Everything you wanted to know about eDiscovery, but were afraid to ask.
This chapter describes and defines electronic discovery, eDiscovery, or e-Discovery, for anyone involved in the processes of litigation or investigations. It should provide an introduction and overview of the basic concepts and terms you will need to begin any conversation around the practice of electronic discovery. Following chapters will dive into more nuanced and specific issues within the process of managing electronic evidence in litigation.
Here, we dive into the technological and legal requirements that must be navigated in the context of preserving information potentially relevant to litigation, investigations or other disputes, as well as the steps practitioners must take to ensure that data maintains its evidentiary integrity.
Information Governance pertains to any program or system designed to get your electronic house in order for the purposes of mitigating risk and cost, and making wiser business decisions.
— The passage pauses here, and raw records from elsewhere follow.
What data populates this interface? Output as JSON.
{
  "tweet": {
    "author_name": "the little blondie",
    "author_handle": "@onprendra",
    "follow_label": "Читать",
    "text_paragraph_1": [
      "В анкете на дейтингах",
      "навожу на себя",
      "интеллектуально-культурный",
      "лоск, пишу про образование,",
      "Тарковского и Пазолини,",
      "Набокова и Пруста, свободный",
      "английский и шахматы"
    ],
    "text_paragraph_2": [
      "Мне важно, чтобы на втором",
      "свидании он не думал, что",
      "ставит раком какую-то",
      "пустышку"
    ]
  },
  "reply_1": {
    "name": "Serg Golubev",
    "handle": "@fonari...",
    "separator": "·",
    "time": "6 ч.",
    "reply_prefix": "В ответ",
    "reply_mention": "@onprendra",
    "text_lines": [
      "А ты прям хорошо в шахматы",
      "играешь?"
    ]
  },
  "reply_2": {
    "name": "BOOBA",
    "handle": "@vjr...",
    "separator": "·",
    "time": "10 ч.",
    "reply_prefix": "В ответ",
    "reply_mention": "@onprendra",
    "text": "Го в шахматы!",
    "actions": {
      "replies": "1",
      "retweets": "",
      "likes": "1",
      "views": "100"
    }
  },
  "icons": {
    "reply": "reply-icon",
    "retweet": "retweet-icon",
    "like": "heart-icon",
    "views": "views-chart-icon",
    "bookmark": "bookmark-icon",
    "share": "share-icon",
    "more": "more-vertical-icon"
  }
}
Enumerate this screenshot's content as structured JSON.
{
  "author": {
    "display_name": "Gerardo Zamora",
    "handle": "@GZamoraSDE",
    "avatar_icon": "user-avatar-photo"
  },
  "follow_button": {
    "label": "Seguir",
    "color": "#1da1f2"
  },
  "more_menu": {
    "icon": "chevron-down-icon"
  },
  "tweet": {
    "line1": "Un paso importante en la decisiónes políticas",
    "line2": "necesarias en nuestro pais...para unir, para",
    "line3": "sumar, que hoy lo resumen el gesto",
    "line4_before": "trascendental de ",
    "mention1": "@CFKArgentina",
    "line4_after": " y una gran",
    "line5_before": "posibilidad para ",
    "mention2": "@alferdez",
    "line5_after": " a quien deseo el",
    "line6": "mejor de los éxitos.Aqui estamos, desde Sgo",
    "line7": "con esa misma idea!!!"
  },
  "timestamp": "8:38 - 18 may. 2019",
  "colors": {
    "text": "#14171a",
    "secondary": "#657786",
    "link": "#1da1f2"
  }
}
Information governance is not a litigation tactic, but a program that should be in place from the initial creation of ESI through its final disposition. While it sounds like a straightforward program, there are many complications that make it difficult to actually make an information governance plan work in the face of litigation.
Early case assessment (ECA) is the practice of estimating the risk to prosecute or defend a legal case. Organizations will often spend significant cost, time, and effort on a case only to find they need to settle the case unfavorably after the cost or exposure becomes too burdensome. Much of that cost is directly related to the eDiscovery process.
When you think about eDiscovery, you are probably thinking about review. Review is the phase of eDiscovery where your team will actually discover potentially relevant documents and evidence needed for a matter. A document review distinguishes relevant data from irrelevant data and uncovers information and evidence about the facts and issues of the matter. However, there are important pitfalls to address in review which, if not properly managed, can jeopardize your case, especially around protecting privileged material.
With the growing volumes of evidence and the expense of manual review, many legal teams are considering computer assisted review to help weed through digital records faster and with less human intervention. Predictive coding is the common name for this process which is emerging as an accepted practice in some extremely large cases.
The proliferation of PCs, laptops, smartphones, and even collaborative business tools like Slack have created exploding volumes of discoverable, electronic evidence. That growth in electronic documents threatens to break the discovery process. The only solution is to use equally disruptive technology to tame the challenges of modern discovery.
Document discovery isn’t limited to direct litigation or internal and employee investigations. Third-party subpoenas often require a similar approach as discovery during litigation. Such subpoenas allow parties in civil litigation to obtain evidence, including documents and testimony, from individuals or organizations who are not part of the lawsuit—that is, from third parties.